▶ **Problem to solve**:
Work out how many lines in the records below include the string "your", and reply with that number alone.

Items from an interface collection
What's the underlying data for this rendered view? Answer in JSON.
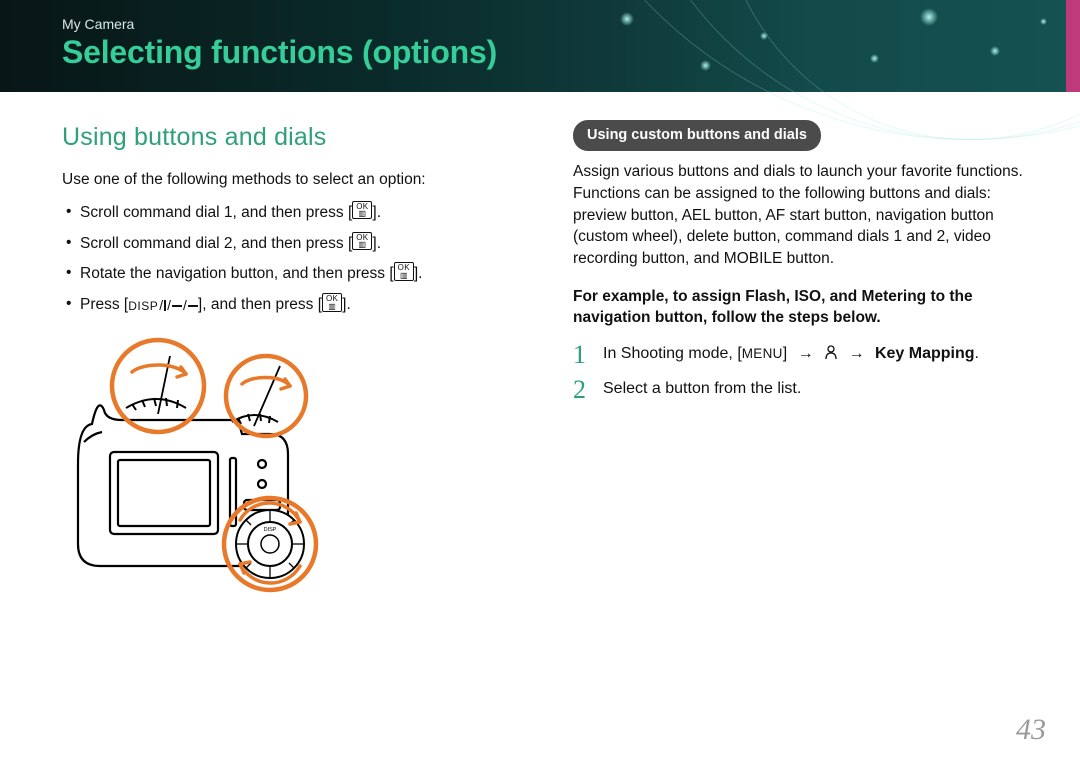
{
  "breadcrumb": "My Camera",
  "page_title": "Selecting functions (options)",
  "page_number": "43",
  "left": {
    "section_heading": "Using buttons and dials",
    "intro": "Use one of the following methods to select an option:",
    "ok_top": "OK",
    "ok_bot": "▥",
    "methods_pre": [
      "Scroll command dial 1, and then press [",
      "Scroll command dial 2, and then press [",
      "Rotate the navigation button, and then press [",
      "Press ["
    ],
    "methods_post": [
      "].",
      "].",
      "].",
      "], and then press ["
    ],
    "methods_tail": [
      "",
      "",
      "",
      "]."
    ],
    "pad_disp": "DISP",
    "camera_alt": "Line drawing of a camera body with three orange circles highlighting command dial 1, command dial 2, and the navigation button, each with rotation arrows."
  },
  "right": {
    "pill": "Using custom buttons and dials",
    "desc": "Assign various buttons and dials to launch your favorite functions. Functions can be assigned to the following buttons and dials: preview button, AEL button, AF start button, navigation button (custom wheel), delete button, command dials 1 and 2, video recording button, and MOBILE button.",
    "example": "For example, to assign Flash, ISO, and Metering to the navigation button, follow the steps below.",
    "steps": [
      {
        "num": "1",
        "pre": "In Shooting mode, [",
        "menu": "MENU",
        "mid1": "] ",
        "arrow": "→",
        "mid2": " ",
        "gear": "gear",
        "mid3": " ",
        "arrow2": "→",
        "tail": " ",
        "bold": "Key Mapping",
        "end": "."
      },
      {
        "num": "2",
        "text": "Select a button from the list."
      }
    ]
  }
}
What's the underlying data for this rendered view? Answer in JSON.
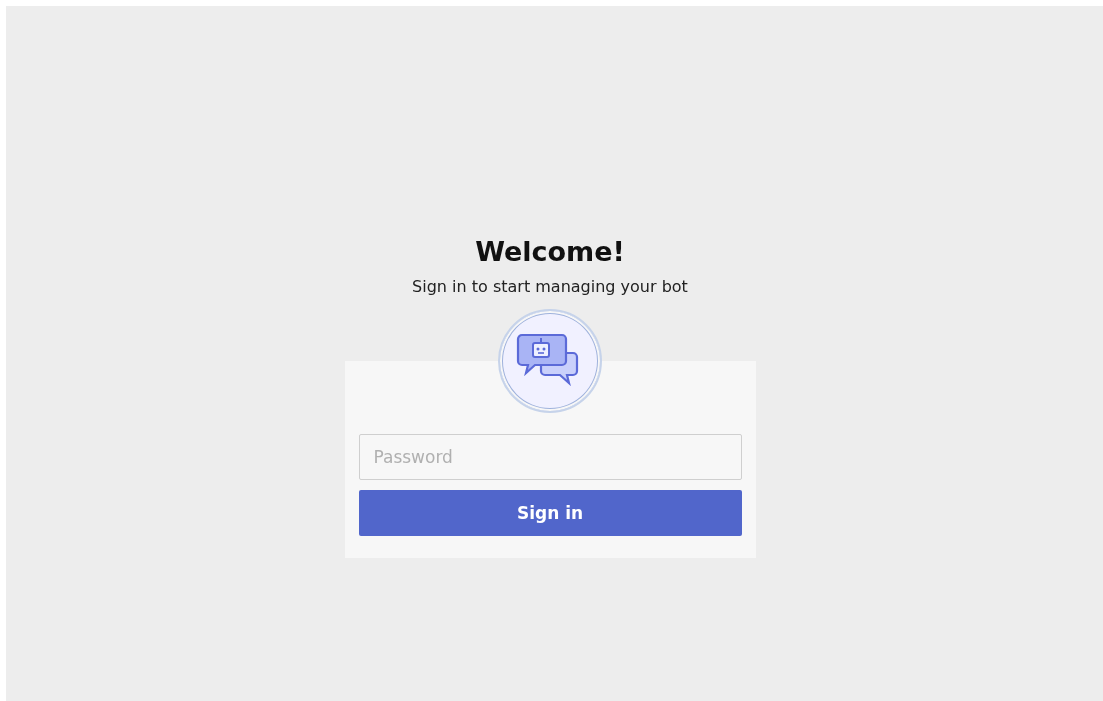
{
  "title": "Welcome!",
  "subtitle": "Sign in to start managing your bot",
  "password": {
    "placeholder": "Password"
  },
  "button": "Sign in"
}
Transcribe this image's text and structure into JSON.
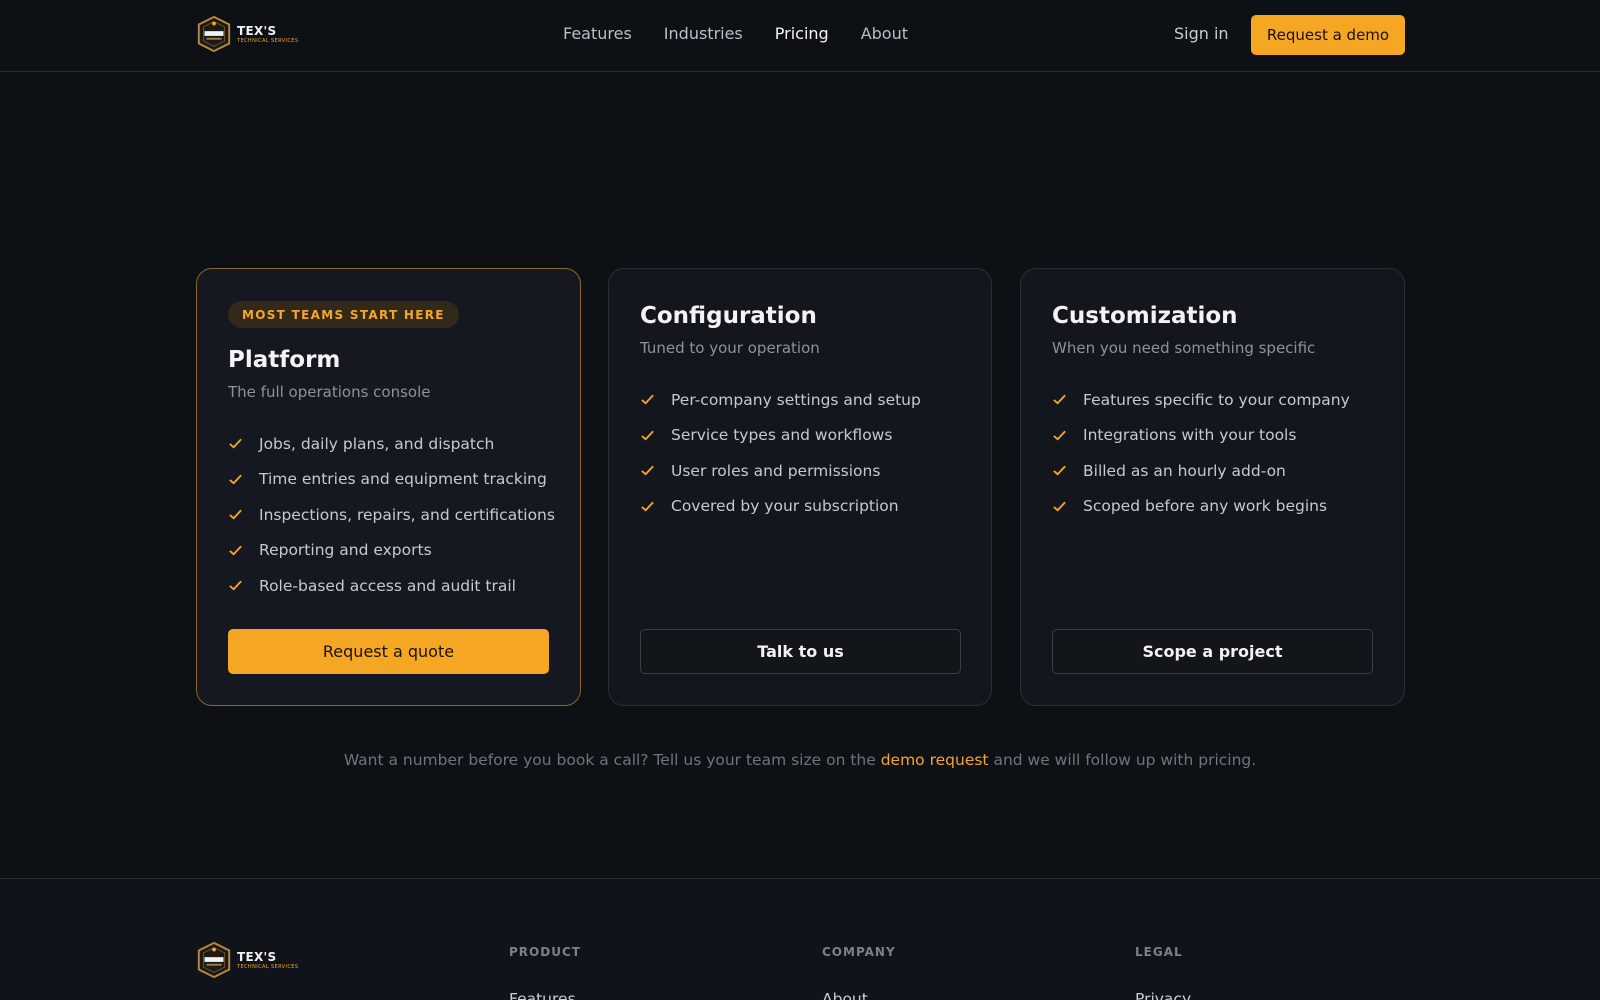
{
  "brand": {
    "name": "TEX'S",
    "tagline": "TECHNICAL SERVICES"
  },
  "nav": {
    "items": [
      "Features",
      "Industries",
      "Pricing",
      "About"
    ],
    "active": "Pricing",
    "signin": "Sign in",
    "demo": "Request a demo"
  },
  "colors": {
    "accent": "#f5a623",
    "background": "#0d1015",
    "card": "#13161c"
  },
  "plans": [
    {
      "badge": "MOST TEAMS START HERE",
      "title": "Platform",
      "subtitle": "The full operations console",
      "features": [
        "Jobs, daily plans, and dispatch",
        "Time entries and equipment tracking",
        "Inspections, repairs, and certifications",
        "Reporting and exports",
        "Role-based access and audit trail"
      ],
      "cta": "Request a quote"
    },
    {
      "title": "Configuration",
      "subtitle": "Tuned to your operation",
      "features": [
        "Per-company settings and setup",
        "Service types and workflows",
        "User roles and permissions",
        "Covered by your subscription"
      ],
      "cta": "Talk to us"
    },
    {
      "title": "Customization",
      "subtitle": "When you need something specific",
      "features": [
        "Features specific to your company",
        "Integrations with your tools",
        "Billed as an hourly add-on",
        "Scoped before any work begins"
      ],
      "cta": "Scope a project"
    }
  ],
  "note": {
    "before": "Want a number before you book a call? Tell us your team size on the ",
    "link": "demo request",
    "after": " and we will follow up with pricing."
  },
  "footer": {
    "columns": [
      {
        "heading": "PRODUCT",
        "link": "Features"
      },
      {
        "heading": "COMPANY",
        "link": "About"
      },
      {
        "heading": "LEGAL",
        "link": "Privacy"
      }
    ]
  }
}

▶ **Answer space**:
7